Appearing Monday on ABC's "Good Morning America," former President Jimmy Carter said that "at this point everybody is waiting" for the report. "My guess is that President Bush will take their advice as much as he possibly can," he added.

Carter said he would agree with any call for direct U.S. talks with Iran and Syria over Iraq, adding: "This is one of the most counterproductive policies that I've ever known, ... not to talk to the people who disagree with you unless they agree in advance to everything you demand."

Republican Sen. Chuck Hagel of Nebraska, a potential presidential contender in 2008, said "it's not too late for the United States to extricate itself honorably from an impending disaster in Iraq."

"If the president fails to build a bipartisan foundation for an exit strategy, America will pay a high price for this blunder — one that we will have difficulty recovering from in the years ahead," Hagel wrote in Sunday's Washington Post.

As the U.S. involvement in Iraq surpassed the length of America's participation in World War II, lawmakers have dwindling confidence in the U.S.-supported Iraqi government.
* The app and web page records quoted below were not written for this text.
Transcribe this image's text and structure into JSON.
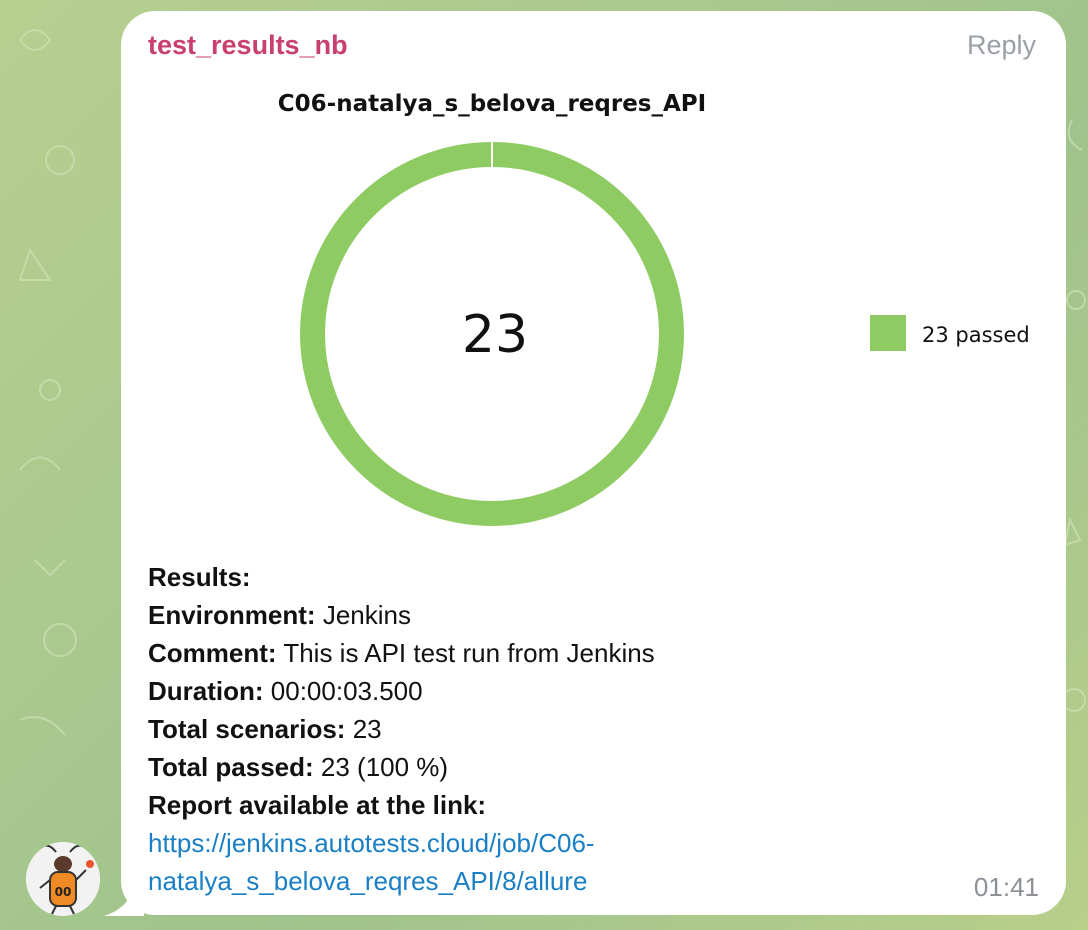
{
  "message": {
    "sender": "test_results_nb",
    "reply_label": "Reply",
    "time": "01:41",
    "results_heading": "Results:",
    "environment_label": "Environment:",
    "environment_value": "Jenkins",
    "comment_label": "Comment:",
    "comment_value": "This is API test run from Jenkins",
    "duration_label": "Duration:",
    "duration_value": "00:00:03.500",
    "total_scenarios_label": "Total scenarios:",
    "total_scenarios_value": "23",
    "total_passed_label": "Total passed:",
    "total_passed_value": "23 (100 %)",
    "report_label": "Report available at the link:",
    "report_link_line1": "https://jenkins.autotests.cloud/job/C06-",
    "report_link_line2": "natalya_s_belova_reqres_API/8/allure"
  },
  "chart_data": {
    "type": "pie",
    "title": "C06-natalya_s_belova_reqres_API",
    "center_label": "23",
    "slices": [
      {
        "label": "23 passed",
        "value": 23,
        "color": "#8fcb63"
      }
    ],
    "legend_position": "right"
  },
  "colors": {
    "sender": "#c9406f",
    "link": "#1a7fc4",
    "passed": "#8fcb63"
  }
}
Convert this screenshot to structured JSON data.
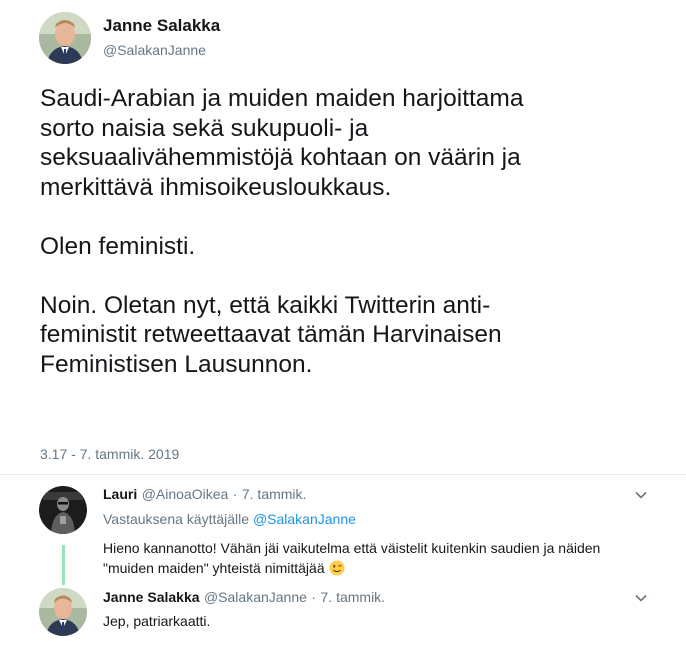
{
  "tweet": {
    "author_name": "Janne Salakka",
    "author_handle": "@SalakanJanne",
    "paragraph1": "Saudi-Arabian ja muiden maiden harjoittama\nsorto naisia sekä sukupuoli- ja\nseksuaalivähemmistöjä kohtaan on väärin ja\nmerkittävä ihmisoikeusloukkaus.",
    "paragraph2": "Olen feministi.",
    "paragraph3": "Noin. Oletan nyt, että kaikki Twitterin anti-\nfeministit retweettaavat tämän Harvinaisen\nFeministisen Lausunnon.",
    "timestamp": "3.17 - 7. tammik. 2019"
  },
  "replies": [
    {
      "name": "Lauri",
      "handle": "@AinoaOikea",
      "sep": "·",
      "date": "7. tammik.",
      "context_prefix": "Vastauksena käyttäjälle",
      "context_handle": "@SalakanJanne",
      "text_line1": "Hieno kannanotto! Vähän jäi vaikutelma että väistelit kuitenkin saudien ja näiden",
      "text_line2": "\"muiden maiden\" yhteistä nimittäjää",
      "emoji": "wink-emoji-icon"
    },
    {
      "name": "Janne Salakka",
      "handle": "@SalakanJanne",
      "sep": "·",
      "date": "7. tammik.",
      "text": "Jep, patriarkaatti."
    }
  ],
  "colors": {
    "link": "#1b95e0",
    "secondary_text": "#657786",
    "thread_line": "#9ae2ba"
  }
}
The Bush-Maliki summit on Wednesday and Thursday, coupled with Cheney's trip to Saudi Arabia on Saturday, is evidence of the administration's stepped-up effort to bring stability to the region.

The host of the meeting, Jordan's King Abdullah, said Sunday the problems in the Middle East go beyond the war in Iraq. He said much of the region soon could become engulfed in violence unless the central issues are addressed quickly.

The king said he was hopeful the leaders will find a way to reduce the level of violence. "We hope there will be something dramatic. The challenges, obviously, in front of both of them are immense," he said.

Iraq's leaders promised Sunday to track down those responsible for the recent attacks, and al-Maliki urged his national unity government of Sunnis, Shiites and Kurds to curb the violence by stopping their public disputes.

The Iraqi prime minister is under pressure from Shiite politicians loyal to the radical anti-American Shiite cleric Muqtada al-Sadr who have threatened to boycott parliament and the Cabinet if al-Maliki meets with Bush.

"This is all political posturing. It's all red herring. It's an anti-threat. This is a very stable government," responded Iraq's national security adviser, Mouwafak al-Rubaie. He said he had no doubt the prime minister would meet with Bush in Jordan.

As for Bush, some of the toughest criticism is coming from within his own party.

"We have misunderstood, misread, misplanned and mismanaged our honorable intentions in Iraq with an arrogant self-delusion reminiscent of Vietnam," said Hagel, a combat veteran of that war. "Honorable intentions are not policies and plans."

Sen. Richard Durbin of Illinois, the No. 2 Senate Democrat, called Iraq the worst U.S. foreign policy decision since Vietnam. He said Democrats do not have a quick answer and any solution must be bipartisan.